Monday, May 31, 2010

Some Basic Rules

Sometimes I forget that I've come a long way as a photographer. I expect that everyone who owns a camera can shoot good photos. A colleague at work today asked me what resolution he should set his camera on.  He was referring to the size of the .jpgs. I told him it all depends what you are doing with the .jpgs. If you intend on having a picture blown up to say a 11" x 14," then you'll want the highest quality you can get. If, however, you just like showing your images off on your computer or posting them on FaceBook and you have no intention of printing them, then make them as small as possible. You'll get lots of pictures on your memory card and there is no need to take up so much space on your hard drive. If you understand this basic concept, a lot of the time you can choose the larger size when attempting a portrait of your grandchild, but then change the setting to a medium or small ,jpg when getting generic photos of the kids playing in the pool.

First and foremost, read your camera's manual. It is an invaluable source of information. It doesn't hurt to have it stored in the case with you to look up things when you feel like getting a bit creative. My first digital camera had "modes" to select for different lighting challenges. There was a "night portrait" I discovered one evening when my husband and I were shooting photos on a dock at sunset. Using that selection  allowed me to take gorgeous photos of us where you got us in the foreground but didn't loose the background.  Essentially I know how to do that with my SLR today but it takes a little figuring and shooting and adjusting sometimes. Knowing you have a "night portrait" selection can make the difference between getting what you want in the long run.
Happy Memorial Day!  We're headed upstate tomorrow to see some beautiful settings.  Stay posted for some new photos.  Happy shooting!

Wednesday, May 19, 2010

Dance photos

In an effort to make money as a photographer, I proposed to colleague Sandy Viola that we shoot portraits and group shots of the dancers at Taps N Toes where my niece's dance. It sounded like it would be an enormous task but probably quite lucrative. I got us the "go ahead" from the owner and took the day off from the full-time job in order to clean lenses, format memory cards,  charge batteries and pack the car up. I was excited to see how Sandy set up her lights and worked with the children. While the experience turned out to be a lot more chaotic than I'd anticipated and much less lucrative given that the dancers had to constantly change costumes and had little to no time for posing for a camera,  I still did gain insight into being a better photographer from working with Sandy. She gets down with the kids and convinces them to act silly and have fun with posing. She likes knowing what to expect from her light. She reminded me not to cut off the feet (a disaster considering we were shooting ballerinas). My task was to try and get the group shots which wasn't easy since many of the kids had to prepare for another dance number or two and many of them wanted to watch their friends perform, so they disappeared into the auditorium.
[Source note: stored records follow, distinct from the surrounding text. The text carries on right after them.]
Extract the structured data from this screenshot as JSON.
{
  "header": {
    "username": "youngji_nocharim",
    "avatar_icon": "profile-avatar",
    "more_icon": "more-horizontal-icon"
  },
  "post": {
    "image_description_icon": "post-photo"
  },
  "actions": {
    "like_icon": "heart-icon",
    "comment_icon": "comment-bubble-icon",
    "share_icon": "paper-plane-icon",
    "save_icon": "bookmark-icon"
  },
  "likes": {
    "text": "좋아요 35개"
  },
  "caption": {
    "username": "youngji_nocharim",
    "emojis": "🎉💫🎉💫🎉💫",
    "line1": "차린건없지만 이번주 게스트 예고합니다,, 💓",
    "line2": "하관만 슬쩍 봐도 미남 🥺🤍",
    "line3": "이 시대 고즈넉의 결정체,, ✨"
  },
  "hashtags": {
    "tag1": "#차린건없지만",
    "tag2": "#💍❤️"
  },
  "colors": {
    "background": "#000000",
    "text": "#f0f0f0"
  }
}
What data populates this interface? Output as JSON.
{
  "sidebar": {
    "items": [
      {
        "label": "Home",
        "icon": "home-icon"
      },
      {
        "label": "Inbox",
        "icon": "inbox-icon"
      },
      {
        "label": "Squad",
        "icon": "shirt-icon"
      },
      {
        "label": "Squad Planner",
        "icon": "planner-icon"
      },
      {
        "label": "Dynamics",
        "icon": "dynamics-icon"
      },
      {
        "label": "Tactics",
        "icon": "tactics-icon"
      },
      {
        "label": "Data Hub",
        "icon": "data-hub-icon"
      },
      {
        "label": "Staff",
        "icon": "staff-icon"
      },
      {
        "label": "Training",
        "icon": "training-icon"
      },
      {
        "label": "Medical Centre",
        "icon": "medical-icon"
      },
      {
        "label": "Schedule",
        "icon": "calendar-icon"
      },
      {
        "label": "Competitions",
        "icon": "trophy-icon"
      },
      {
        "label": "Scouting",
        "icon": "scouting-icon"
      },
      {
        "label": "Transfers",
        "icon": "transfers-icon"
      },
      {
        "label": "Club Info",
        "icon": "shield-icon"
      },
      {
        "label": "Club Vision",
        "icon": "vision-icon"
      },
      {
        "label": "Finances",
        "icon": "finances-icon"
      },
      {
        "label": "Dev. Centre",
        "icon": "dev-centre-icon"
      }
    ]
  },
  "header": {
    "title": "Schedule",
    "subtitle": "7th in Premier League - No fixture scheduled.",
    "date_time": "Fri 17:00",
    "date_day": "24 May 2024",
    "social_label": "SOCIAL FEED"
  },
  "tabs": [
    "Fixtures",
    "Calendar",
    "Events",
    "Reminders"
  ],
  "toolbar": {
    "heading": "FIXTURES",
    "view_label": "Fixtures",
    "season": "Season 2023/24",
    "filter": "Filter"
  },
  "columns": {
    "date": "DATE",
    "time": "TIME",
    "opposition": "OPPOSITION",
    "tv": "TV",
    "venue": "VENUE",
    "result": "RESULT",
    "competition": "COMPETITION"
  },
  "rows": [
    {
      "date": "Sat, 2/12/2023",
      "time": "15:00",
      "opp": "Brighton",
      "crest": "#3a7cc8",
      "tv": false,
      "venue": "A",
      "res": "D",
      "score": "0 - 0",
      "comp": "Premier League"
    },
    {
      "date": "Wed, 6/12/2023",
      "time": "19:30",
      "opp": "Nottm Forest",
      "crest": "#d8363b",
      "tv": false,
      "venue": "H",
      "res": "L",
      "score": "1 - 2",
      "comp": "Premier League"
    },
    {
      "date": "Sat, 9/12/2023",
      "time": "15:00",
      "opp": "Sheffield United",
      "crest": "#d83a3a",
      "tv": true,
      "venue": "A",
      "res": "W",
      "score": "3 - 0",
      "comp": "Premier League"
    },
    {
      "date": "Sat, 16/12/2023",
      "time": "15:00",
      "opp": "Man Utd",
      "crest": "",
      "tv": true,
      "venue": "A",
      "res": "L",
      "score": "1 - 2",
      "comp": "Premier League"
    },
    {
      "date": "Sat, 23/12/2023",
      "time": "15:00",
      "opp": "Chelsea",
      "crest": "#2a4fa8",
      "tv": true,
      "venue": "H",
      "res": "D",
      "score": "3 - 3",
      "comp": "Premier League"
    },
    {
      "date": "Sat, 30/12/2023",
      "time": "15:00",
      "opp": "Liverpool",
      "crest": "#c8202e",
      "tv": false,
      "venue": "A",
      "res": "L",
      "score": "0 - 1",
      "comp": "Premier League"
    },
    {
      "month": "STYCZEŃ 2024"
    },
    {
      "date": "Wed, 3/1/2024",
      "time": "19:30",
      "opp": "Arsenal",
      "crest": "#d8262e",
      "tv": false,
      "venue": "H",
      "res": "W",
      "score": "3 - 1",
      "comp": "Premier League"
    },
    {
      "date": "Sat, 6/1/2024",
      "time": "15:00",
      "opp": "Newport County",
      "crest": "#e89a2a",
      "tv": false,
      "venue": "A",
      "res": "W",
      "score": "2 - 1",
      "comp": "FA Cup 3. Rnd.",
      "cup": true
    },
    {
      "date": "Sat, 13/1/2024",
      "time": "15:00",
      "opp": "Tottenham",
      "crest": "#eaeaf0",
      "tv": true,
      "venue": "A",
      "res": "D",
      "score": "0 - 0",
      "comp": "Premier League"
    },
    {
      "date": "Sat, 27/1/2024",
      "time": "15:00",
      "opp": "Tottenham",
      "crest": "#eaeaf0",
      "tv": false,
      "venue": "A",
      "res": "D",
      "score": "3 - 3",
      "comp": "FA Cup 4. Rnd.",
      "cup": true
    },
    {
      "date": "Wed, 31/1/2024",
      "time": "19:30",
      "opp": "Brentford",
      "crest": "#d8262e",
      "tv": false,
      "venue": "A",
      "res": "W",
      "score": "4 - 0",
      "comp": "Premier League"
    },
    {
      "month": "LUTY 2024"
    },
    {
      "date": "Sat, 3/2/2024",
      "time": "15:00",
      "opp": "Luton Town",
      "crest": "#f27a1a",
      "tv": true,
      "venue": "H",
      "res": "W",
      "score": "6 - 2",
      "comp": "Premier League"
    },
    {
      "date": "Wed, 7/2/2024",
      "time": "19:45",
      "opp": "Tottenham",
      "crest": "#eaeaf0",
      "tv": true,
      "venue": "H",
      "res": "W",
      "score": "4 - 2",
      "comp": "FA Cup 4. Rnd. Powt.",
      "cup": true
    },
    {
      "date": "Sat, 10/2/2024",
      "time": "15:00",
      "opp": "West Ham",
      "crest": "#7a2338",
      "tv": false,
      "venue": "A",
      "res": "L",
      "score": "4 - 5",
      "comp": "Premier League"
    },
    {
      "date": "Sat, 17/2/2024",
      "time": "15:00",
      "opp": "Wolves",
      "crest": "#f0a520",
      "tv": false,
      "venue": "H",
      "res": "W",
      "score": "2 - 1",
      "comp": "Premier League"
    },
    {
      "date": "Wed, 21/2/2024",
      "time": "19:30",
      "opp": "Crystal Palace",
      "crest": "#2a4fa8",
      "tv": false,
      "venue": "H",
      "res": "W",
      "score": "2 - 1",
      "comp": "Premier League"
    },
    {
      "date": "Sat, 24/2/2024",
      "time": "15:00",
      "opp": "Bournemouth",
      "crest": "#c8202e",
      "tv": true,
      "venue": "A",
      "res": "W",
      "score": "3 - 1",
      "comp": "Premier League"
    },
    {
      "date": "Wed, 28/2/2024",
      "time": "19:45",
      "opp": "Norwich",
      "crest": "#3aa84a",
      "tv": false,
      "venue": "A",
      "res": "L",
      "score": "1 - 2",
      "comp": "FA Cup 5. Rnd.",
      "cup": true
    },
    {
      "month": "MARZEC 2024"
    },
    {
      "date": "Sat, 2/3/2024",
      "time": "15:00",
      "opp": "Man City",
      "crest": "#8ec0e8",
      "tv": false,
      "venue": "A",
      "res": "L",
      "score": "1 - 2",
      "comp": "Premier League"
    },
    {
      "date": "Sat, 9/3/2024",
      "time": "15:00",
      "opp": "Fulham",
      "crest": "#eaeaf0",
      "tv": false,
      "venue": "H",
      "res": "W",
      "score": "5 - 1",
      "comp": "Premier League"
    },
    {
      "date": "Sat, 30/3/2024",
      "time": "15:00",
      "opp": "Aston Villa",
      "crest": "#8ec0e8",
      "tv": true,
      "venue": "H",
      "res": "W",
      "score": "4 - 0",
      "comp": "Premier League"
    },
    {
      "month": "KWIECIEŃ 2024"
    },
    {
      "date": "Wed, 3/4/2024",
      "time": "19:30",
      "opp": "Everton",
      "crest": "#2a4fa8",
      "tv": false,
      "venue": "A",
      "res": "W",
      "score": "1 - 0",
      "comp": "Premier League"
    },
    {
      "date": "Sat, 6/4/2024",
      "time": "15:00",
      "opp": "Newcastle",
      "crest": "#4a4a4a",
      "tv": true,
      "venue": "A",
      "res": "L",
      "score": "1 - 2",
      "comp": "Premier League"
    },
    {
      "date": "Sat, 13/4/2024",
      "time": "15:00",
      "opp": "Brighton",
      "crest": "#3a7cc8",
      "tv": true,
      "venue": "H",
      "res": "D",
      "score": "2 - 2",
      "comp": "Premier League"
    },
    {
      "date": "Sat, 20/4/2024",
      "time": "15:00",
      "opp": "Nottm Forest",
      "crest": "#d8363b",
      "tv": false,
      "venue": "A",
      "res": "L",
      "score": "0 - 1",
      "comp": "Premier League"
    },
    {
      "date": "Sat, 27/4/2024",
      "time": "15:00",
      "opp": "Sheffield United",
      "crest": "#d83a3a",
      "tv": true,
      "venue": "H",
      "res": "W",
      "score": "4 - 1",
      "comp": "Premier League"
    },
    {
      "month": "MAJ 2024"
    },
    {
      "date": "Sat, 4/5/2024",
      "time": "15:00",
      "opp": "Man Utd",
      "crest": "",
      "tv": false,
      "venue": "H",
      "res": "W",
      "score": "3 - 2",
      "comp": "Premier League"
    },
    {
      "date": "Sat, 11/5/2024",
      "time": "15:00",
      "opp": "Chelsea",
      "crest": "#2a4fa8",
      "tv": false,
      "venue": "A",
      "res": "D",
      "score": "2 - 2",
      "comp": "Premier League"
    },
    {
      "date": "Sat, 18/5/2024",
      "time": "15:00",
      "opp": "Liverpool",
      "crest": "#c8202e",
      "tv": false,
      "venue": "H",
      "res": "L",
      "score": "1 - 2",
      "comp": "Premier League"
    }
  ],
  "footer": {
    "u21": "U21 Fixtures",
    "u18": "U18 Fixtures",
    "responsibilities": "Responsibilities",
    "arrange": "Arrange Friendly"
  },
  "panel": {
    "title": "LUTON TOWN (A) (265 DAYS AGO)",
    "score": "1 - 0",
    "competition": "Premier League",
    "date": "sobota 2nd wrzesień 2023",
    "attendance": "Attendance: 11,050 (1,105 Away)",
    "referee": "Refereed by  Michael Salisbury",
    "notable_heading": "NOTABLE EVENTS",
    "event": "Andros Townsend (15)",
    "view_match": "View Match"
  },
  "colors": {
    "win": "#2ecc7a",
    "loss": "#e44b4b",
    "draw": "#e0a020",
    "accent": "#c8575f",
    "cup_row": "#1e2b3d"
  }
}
In the long run I got SOME of the groups, not all and Sandy did a wonderful job capturing about 20 lovely dancers - a small percentage of the girls that were there. Perhaps some more will realize the lost opportunity and make their way to her studio. It was a learning experience for me. Should we do it again? Only if we can figure out how to control the situation better (or if our reputation gets out and they are actually looking forwrd to the experience).  As for me, I playd with my niece's images today:
I can still have fun with my photography even if I can't get rich on it!

Happy shooting, friends!

Tuesday, May 11, 2010

Finding places close to home

I've always said I'm lucky to be living in the Hudson Valley - we have so many photographic opportunities here. Lots of historic sites, a beautiful river and lots of cool mountains. And FOUR very different seasons that all bring with them new photographic opportunities.  Why, within 10 minutes of my house I can find a castle.....


Magnificent mountains.....

The Poughkeepsie cityscape...
Or just flowers at my own house.  The important thing is to keep shooting, trying different angles and settings and learning from what you've shot.  Happy shooting!